dose response, field experimentation, glyphosate, pesticide mixtures, plant protection, prototypes, sprayers, spraying, standard deviation
Logarithmic sprayers are commonly used for dose-response studies in Plant Protection for a wide range of pesticides. Until now, logarithmic sprayers work on the principle of steadily diluting a predefined pesticide mixture with water. The objective of this study was to develop and test a logarithmic sprayer with a stepwise dose decrease. A predefined volume of an initial dose was sprayed. Part of this mixture was transferred in a second spray bottle and refilled with water. Afterward, a second dose of the same volume was applied, yet, with a predefined dilution ratio. This procedure was repeated for every dose level. With a 50% dose reduction (logarithmic spraying) a prototype of this logarithmic spraying technology was calibrated with laboratory measurements and tested in a field trial, applying glyphosate as a nonselective herbicide. The doses in the sprayer were almost equal to the manual dilutions (R2 = 0.9993), and the field experiment resulted in plots where the sprayed medium was uniformly distributed inside the plot, with a relative standard deviation of around 0.06, and in all cases less than 0.13. This facilitates measuring the herbicide efficacy for each dose.
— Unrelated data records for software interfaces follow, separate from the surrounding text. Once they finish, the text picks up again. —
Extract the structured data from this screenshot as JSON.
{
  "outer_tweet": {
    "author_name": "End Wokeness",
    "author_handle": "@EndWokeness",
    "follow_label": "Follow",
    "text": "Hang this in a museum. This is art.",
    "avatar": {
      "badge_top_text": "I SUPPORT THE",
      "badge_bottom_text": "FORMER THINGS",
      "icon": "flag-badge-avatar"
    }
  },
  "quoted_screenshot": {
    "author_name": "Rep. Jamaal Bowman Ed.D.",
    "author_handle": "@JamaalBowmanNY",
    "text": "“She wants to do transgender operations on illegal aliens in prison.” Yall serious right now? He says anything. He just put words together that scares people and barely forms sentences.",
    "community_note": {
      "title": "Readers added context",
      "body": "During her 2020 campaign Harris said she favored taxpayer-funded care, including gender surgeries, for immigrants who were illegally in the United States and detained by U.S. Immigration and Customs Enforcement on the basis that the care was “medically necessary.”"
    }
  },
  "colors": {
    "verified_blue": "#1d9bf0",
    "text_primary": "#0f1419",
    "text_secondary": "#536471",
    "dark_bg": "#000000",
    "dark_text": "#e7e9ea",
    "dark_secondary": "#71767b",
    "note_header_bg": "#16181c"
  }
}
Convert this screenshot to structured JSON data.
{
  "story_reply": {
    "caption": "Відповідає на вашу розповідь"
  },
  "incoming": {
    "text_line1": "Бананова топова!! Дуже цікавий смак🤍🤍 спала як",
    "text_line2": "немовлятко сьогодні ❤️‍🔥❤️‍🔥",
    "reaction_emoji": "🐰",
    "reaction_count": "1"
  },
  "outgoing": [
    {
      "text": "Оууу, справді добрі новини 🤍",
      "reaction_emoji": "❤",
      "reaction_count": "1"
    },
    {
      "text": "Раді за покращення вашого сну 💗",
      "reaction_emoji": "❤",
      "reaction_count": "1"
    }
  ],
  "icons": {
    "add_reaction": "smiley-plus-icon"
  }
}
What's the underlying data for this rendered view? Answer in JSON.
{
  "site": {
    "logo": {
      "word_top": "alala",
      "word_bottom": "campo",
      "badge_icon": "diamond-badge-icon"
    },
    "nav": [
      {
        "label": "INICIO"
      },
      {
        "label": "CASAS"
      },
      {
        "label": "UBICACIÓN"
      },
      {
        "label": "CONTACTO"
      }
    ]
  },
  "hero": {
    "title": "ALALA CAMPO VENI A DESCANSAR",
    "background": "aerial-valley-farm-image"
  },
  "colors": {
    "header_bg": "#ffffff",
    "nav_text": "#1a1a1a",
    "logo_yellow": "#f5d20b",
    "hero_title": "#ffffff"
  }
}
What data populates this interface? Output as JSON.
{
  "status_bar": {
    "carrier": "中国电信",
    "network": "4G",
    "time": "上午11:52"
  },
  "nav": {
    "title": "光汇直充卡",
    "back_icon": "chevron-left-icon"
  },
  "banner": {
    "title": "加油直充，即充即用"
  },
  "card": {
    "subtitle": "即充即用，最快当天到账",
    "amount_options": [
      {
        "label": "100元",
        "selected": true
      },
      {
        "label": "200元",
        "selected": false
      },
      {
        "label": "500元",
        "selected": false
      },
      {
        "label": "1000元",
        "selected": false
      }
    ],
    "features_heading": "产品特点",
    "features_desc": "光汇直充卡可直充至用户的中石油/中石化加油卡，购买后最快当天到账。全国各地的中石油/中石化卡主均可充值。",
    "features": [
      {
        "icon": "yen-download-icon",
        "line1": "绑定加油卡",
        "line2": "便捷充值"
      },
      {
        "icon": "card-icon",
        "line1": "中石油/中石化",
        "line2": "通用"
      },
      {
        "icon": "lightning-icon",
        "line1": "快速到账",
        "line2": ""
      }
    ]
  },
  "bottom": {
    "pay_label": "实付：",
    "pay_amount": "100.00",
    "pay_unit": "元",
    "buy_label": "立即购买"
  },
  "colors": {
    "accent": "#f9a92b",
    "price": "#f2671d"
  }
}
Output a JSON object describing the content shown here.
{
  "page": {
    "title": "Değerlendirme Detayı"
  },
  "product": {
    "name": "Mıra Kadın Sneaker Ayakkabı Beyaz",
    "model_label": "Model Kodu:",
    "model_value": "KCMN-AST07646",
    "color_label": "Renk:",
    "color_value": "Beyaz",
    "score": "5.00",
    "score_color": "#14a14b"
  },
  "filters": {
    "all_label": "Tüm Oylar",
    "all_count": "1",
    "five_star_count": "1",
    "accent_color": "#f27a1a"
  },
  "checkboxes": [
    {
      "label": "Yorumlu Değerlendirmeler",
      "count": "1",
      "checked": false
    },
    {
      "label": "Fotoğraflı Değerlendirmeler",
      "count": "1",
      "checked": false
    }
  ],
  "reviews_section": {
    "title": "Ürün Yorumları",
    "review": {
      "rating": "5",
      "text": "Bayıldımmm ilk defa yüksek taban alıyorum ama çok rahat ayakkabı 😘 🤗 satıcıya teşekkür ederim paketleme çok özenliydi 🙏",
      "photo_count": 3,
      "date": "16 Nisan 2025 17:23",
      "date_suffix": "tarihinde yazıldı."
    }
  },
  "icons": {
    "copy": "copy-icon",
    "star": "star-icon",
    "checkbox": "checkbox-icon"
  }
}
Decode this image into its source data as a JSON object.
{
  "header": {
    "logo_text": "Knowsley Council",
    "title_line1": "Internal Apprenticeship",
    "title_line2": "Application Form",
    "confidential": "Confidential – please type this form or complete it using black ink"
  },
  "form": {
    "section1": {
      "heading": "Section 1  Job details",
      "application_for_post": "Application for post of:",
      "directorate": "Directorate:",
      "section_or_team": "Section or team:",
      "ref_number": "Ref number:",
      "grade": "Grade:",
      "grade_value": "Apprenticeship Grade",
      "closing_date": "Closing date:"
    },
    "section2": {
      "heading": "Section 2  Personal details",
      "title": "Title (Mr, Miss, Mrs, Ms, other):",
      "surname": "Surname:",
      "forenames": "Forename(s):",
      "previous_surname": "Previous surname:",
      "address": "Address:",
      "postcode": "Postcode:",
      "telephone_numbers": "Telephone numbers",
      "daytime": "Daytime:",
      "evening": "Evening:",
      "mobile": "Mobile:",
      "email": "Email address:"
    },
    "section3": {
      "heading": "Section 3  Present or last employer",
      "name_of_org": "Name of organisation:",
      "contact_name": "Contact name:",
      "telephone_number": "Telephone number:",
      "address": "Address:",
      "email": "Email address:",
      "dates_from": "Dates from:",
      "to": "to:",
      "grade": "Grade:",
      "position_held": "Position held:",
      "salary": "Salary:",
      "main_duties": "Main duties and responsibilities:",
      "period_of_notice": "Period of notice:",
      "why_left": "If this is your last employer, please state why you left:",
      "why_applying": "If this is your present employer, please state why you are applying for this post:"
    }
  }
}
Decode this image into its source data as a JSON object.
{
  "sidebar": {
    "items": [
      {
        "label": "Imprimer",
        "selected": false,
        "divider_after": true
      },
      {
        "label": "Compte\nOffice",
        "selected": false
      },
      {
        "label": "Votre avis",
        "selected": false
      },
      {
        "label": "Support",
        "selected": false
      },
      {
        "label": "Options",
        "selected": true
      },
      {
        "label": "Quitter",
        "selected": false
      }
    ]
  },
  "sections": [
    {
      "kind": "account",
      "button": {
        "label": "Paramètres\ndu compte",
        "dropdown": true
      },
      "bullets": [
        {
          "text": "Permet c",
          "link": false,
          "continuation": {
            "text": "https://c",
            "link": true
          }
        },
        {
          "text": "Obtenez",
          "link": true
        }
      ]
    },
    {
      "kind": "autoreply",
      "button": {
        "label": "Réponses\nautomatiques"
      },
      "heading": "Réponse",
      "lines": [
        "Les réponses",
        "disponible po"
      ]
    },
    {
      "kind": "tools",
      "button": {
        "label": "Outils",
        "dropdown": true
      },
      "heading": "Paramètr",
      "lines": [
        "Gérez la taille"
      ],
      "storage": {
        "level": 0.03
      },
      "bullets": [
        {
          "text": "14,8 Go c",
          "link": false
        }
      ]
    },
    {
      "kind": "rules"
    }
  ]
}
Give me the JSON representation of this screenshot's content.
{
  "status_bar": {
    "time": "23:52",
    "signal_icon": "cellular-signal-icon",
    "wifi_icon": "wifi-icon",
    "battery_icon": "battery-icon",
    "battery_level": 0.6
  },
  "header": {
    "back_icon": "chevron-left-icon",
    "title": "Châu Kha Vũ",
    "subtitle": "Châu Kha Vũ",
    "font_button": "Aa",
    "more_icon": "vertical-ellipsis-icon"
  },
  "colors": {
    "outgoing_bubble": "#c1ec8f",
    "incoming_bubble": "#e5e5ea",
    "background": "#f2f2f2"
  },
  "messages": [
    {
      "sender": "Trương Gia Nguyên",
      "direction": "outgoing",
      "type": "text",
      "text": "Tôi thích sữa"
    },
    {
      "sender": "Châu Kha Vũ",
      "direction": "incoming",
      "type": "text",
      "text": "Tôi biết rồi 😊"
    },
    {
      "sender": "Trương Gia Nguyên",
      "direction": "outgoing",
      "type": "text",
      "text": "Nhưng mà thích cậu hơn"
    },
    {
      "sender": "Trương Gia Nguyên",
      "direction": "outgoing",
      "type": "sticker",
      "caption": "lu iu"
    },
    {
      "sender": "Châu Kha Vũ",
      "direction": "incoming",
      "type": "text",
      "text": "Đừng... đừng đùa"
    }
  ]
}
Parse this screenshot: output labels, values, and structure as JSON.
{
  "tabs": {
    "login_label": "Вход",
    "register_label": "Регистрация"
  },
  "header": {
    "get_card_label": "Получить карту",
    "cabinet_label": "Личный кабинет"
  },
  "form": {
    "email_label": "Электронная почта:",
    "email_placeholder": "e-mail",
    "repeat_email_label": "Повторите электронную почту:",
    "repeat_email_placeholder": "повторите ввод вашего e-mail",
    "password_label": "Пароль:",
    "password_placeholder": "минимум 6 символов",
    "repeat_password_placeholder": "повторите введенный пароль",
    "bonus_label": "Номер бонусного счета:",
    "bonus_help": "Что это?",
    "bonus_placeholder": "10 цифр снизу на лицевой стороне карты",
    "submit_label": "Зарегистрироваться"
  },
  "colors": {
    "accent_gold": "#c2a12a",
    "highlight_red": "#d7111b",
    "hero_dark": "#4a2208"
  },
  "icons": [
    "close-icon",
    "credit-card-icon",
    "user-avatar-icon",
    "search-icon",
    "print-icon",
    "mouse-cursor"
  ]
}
The new logarithmic spraying technology can significantly improve the accuracy and applicability of dose-response studies in field trials.